Material provided:
- Opening Delimiter -
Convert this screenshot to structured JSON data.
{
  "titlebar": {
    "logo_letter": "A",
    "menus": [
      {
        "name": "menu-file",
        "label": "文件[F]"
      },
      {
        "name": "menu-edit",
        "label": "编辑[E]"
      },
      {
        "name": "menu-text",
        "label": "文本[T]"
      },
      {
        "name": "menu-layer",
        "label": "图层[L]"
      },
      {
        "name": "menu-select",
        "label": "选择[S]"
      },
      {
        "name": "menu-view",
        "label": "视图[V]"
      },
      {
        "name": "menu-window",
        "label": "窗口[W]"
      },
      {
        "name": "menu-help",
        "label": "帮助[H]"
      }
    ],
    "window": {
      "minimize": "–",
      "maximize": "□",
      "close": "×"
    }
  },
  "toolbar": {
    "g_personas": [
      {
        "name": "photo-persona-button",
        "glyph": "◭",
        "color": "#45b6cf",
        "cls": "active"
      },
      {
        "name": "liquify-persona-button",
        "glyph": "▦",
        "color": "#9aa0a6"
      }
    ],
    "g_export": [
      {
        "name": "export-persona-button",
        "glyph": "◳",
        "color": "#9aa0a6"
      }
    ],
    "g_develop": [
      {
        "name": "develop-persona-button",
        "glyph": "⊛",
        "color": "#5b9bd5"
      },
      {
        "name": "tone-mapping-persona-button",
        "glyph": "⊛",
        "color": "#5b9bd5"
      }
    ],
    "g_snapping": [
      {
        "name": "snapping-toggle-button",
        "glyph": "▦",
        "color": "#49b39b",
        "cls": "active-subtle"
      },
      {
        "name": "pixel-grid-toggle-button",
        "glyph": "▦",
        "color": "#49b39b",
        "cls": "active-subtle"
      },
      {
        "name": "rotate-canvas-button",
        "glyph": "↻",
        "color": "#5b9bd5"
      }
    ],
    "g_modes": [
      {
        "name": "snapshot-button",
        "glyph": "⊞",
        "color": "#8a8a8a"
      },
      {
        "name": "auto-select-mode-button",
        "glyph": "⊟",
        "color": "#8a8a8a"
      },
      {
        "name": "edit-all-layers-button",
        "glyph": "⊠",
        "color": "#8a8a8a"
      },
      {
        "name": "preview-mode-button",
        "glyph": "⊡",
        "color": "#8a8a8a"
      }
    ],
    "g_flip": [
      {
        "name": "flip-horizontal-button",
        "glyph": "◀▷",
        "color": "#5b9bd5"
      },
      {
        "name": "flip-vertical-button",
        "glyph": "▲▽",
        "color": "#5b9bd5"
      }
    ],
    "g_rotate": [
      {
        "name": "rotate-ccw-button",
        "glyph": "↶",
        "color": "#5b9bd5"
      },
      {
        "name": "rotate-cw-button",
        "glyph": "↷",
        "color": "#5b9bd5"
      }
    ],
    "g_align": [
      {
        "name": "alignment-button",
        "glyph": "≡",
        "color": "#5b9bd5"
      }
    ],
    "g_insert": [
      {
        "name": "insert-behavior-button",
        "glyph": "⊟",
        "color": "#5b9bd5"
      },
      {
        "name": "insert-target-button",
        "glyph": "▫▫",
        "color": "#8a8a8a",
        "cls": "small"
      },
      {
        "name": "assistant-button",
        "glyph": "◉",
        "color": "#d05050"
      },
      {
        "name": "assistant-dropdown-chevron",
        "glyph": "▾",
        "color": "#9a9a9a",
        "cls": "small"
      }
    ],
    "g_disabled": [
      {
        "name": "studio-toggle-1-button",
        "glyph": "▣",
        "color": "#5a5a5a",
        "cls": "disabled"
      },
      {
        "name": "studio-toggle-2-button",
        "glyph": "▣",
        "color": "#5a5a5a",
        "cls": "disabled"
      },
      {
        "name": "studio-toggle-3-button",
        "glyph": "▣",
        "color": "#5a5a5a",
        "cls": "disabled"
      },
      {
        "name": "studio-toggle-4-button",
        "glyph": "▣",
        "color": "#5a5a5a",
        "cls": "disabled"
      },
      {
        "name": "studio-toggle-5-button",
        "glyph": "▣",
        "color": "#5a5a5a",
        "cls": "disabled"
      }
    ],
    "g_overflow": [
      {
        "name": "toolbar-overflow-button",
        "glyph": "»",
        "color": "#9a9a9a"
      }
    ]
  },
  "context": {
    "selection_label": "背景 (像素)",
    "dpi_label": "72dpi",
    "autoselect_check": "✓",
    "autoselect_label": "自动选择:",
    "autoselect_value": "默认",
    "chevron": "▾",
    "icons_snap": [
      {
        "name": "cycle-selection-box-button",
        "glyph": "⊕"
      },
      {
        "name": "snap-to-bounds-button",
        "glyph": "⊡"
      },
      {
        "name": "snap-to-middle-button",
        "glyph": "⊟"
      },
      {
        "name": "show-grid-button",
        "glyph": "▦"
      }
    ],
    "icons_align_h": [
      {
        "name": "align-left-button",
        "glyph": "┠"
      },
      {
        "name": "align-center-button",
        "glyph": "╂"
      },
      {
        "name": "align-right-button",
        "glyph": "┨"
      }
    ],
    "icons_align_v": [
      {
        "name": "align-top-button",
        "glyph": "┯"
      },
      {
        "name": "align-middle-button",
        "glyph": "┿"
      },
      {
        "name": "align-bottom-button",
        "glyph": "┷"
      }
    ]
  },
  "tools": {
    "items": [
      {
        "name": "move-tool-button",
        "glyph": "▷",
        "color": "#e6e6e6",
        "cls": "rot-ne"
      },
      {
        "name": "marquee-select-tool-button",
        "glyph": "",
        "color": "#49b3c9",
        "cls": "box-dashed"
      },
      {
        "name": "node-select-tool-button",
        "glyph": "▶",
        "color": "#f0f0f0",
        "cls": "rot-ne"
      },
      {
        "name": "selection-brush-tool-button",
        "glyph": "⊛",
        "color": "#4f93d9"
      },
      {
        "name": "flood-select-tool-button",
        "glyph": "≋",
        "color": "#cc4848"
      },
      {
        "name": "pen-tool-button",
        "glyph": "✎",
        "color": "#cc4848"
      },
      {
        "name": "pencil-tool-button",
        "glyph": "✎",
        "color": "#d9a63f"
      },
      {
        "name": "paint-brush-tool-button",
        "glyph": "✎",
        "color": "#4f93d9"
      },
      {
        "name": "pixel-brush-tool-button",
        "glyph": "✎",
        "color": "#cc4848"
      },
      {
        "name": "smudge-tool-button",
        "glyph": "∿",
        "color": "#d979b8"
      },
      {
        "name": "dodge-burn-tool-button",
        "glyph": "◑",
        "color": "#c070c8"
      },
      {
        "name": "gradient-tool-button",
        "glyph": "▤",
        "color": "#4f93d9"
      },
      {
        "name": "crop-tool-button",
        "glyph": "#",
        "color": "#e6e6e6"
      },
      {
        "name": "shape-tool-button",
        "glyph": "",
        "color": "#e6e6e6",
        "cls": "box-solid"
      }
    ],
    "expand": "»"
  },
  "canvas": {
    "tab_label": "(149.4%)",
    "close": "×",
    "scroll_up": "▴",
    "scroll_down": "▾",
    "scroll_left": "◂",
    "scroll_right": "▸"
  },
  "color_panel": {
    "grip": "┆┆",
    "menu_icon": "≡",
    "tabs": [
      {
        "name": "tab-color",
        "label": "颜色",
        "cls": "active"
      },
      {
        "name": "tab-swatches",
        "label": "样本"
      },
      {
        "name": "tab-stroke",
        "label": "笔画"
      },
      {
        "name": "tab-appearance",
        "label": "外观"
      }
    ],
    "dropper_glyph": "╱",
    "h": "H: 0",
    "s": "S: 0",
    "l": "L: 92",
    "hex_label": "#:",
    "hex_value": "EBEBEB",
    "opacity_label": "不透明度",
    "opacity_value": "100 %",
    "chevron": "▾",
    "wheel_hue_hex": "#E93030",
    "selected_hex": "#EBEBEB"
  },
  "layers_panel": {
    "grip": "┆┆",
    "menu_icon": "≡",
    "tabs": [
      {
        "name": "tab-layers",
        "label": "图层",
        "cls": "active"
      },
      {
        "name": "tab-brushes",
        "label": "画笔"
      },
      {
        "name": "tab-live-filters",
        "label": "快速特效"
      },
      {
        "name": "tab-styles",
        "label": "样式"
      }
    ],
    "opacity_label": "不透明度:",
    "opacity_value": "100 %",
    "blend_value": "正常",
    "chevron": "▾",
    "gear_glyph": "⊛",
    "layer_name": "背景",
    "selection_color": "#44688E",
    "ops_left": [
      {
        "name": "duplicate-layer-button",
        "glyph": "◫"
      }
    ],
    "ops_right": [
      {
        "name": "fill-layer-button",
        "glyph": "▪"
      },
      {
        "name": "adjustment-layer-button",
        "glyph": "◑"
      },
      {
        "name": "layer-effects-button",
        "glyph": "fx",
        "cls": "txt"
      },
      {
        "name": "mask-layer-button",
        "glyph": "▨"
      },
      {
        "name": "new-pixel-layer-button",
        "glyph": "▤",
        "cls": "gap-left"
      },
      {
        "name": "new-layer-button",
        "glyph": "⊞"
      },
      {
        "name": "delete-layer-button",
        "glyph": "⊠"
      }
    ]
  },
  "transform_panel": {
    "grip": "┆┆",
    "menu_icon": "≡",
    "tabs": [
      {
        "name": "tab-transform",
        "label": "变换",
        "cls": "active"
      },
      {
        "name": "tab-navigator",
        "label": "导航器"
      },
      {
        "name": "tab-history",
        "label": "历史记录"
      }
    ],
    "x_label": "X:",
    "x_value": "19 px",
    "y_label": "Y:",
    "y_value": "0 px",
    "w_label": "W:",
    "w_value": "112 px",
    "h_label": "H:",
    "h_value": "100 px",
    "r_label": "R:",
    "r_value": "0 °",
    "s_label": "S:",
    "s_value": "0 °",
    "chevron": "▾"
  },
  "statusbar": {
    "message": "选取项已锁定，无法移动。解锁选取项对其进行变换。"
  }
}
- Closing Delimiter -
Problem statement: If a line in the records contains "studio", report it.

Completed task:
        "name": "studio-toggle-1-button",
        "name": "studio-toggle-2-button",
        "name": "studio-toggle-3-button",
        "name": "studio-toggle-4-button",
        "name": "studio-toggle-5-button",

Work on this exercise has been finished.